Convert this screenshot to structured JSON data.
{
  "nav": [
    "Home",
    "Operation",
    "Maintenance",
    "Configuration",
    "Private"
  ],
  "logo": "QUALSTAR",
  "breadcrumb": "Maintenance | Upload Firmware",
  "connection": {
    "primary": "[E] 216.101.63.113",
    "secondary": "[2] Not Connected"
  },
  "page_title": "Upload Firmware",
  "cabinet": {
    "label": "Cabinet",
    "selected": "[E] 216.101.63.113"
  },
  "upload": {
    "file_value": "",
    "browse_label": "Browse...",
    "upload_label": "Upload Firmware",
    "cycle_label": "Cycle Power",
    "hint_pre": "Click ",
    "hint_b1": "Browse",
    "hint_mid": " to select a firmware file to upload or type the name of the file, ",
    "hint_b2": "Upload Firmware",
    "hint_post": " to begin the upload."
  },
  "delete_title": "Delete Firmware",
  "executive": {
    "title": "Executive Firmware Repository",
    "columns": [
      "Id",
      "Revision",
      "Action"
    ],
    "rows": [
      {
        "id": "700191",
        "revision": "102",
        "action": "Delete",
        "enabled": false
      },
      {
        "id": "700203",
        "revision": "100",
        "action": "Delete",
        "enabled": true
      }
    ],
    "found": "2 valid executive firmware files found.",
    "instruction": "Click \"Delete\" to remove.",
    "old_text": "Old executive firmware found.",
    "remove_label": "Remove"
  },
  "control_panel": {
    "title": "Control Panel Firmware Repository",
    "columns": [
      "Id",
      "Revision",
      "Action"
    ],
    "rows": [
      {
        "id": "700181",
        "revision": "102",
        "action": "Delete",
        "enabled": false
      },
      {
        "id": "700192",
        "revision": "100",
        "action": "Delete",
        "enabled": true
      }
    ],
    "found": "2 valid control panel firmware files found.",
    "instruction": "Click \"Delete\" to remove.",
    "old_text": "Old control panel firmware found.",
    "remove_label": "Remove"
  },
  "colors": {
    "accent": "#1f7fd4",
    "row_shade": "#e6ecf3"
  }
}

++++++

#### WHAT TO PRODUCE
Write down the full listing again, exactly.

#### RESPONSE BELOW
Convert this screenshot to structured JSON data.
{
  "nav": [
    "Home",
    "Operation",
    "Maintenance",
    "Configuration",
    "Private"
  ],
  "logo": "QUALSTAR",
  "breadcrumb": "Maintenance | Upload Firmware",
  "connection": {
    "primary": "[E] 216.101.63.113",
    "secondary": "[2] Not Connected"
  },
  "page_title": "Upload Firmware",
  "cabinet": {
    "label": "Cabinet",
    "selected": "[E] 216.101.63.113"
  },
  "upload": {
    "file_value": "",
    "browse_label": "Browse...",
    "upload_label": "Upload Firmware",
    "cycle_label": "Cycle Power",
    "hint_pre": "Click ",
    "hint_b1": "Browse",
    "hint_mid": " to select a firmware file to upload or type the name of the file, ",
    "hint_b2": "Upload Firmware",
    "hint_post": " to begin the upload."
  },
  "delete_title": "Delete Firmware",
  "executive": {
    "title": "Executive Firmware Repository",
    "columns": [
      "Id",
      "Revision",
      "Action"
    ],
    "rows": [
      {
        "id": "700191",
        "revision": "102",
        "action": "Delete",
        "enabled": false
      },
      {
        "id": "700203",
        "revision": "100",
        "action": "Delete",
        "enabled": true
      }
    ],
    "found": "2 valid executive firmware files found.",
    "instruction": "Click \"Delete\" to remove.",
    "old_text": "Old executive firmware found.",
    "remove_label": "Remove"
  },
  "control_panel": {
    "title": "Control Panel Firmware Repository",
    "columns": [
      "Id",
      "Revision",
      "Action"
    ],
    "rows": [
      {
        "id": "700181",
        "revision": "102",
        "action": "Delete",
        "enabled": false
      },
      {
        "id": "700192",
        "revision": "100",
        "action": "Delete",
        "enabled": true
      }
    ],
    "found": "2 valid control panel firmware files found.",
    "instruction": "Click \"Delete\" to remove.",
    "old_text": "Old control panel firmware found.",
    "remove_label": "Remove"
  },
  "colors": {
    "accent": "#1f7fd4",
    "row_shade": "#e6ecf3"
  }
}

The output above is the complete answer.